Web page and app entries.
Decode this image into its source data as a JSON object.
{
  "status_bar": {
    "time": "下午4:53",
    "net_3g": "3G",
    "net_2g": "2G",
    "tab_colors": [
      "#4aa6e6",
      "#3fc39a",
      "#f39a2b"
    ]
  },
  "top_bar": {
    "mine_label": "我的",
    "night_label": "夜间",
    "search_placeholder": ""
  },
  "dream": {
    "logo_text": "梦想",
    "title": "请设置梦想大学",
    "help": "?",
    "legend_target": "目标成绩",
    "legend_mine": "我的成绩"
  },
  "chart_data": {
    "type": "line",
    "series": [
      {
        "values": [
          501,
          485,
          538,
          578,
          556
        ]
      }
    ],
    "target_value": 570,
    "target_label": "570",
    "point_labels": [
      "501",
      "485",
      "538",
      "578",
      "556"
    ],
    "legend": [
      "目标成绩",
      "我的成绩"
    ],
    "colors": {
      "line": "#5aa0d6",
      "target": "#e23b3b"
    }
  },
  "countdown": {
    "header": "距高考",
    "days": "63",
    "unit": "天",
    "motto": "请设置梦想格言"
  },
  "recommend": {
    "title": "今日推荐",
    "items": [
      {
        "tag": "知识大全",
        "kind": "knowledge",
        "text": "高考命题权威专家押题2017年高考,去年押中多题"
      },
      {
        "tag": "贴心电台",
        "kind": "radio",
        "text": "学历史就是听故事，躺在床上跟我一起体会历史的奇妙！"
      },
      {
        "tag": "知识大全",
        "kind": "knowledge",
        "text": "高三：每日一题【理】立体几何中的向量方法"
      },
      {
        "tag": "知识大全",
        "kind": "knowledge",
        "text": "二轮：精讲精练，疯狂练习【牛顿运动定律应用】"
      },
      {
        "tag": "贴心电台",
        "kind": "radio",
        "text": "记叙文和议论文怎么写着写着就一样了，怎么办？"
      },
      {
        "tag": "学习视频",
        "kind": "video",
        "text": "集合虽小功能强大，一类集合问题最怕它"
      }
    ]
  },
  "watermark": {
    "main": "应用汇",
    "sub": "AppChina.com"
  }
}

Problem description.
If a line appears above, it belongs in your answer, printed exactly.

Task output.
Decode this image into its source data as a JSON object.
{
  "status_bar": {
    "time": "下午4:53",
    "net_3g": "3G",
    "net_2g": "2G",
    "tab_colors": [
      "#4aa6e6",
      "#3fc39a",
      "#f39a2b"
    ]
  },
  "top_bar": {
    "mine_label": "我的",
    "night_label": "夜间",
    "search_placeholder": ""
  },
  "dream": {
    "logo_text": "梦想",
    "title": "请设置梦想大学",
    "help": "?",
    "legend_target": "目标成绩",
    "legend_mine": "我的成绩"
  },
  "chart_data": {
    "type": "line",
    "series": [
      {
        "values": [
          501,
          485,
          538,
          578,
          556
        ]
      }
    ],
    "target_value": 570,
    "target_label": "570",
    "point_labels": [
      "501",
      "485",
      "538",
      "578",
      "556"
    ],
    "legend": [
      "目标成绩",
      "我的成绩"
    ],
    "colors": {
      "line": "#5aa0d6",
      "target": "#e23b3b"
    }
  },
  "countdown": {
    "header": "距高考",
    "days": "63",
    "unit": "天",
    "motto": "请设置梦想格言"
  },
  "recommend": {
    "title": "今日推荐",
    "items": [
      {
        "tag": "知识大全",
        "kind": "knowledge",
        "text": "高考命题权威专家押题2017年高考,去年押中多题"
      },
      {
        "tag": "贴心电台",
        "kind": "radio",
        "text": "学历史就是听故事，躺在床上跟我一起体会历史的奇妙！"
      },
      {
        "tag": "知识大全",
        "kind": "knowledge",
        "text": "高三：每日一题【理】立体几何中的向量方法"
      },
      {
        "tag": "知识大全",
        "kind": "knowledge",
        "text": "二轮：精讲精练，疯狂练习【牛顿运动定律应用】"
      },
      {
        "tag": "贴心电台",
        "kind": "radio",
        "text": "记叙文和议论文怎么写着写着就一样了，怎么办？"
      },
      {
        "tag": "学习视频",
        "kind": "video",
        "text": "集合虽小功能强大，一类集合问题最怕它"
      }
    ]
  },
  "watermark": {
    "main": "应用汇",
    "sub": "AppChina.com"
  }
}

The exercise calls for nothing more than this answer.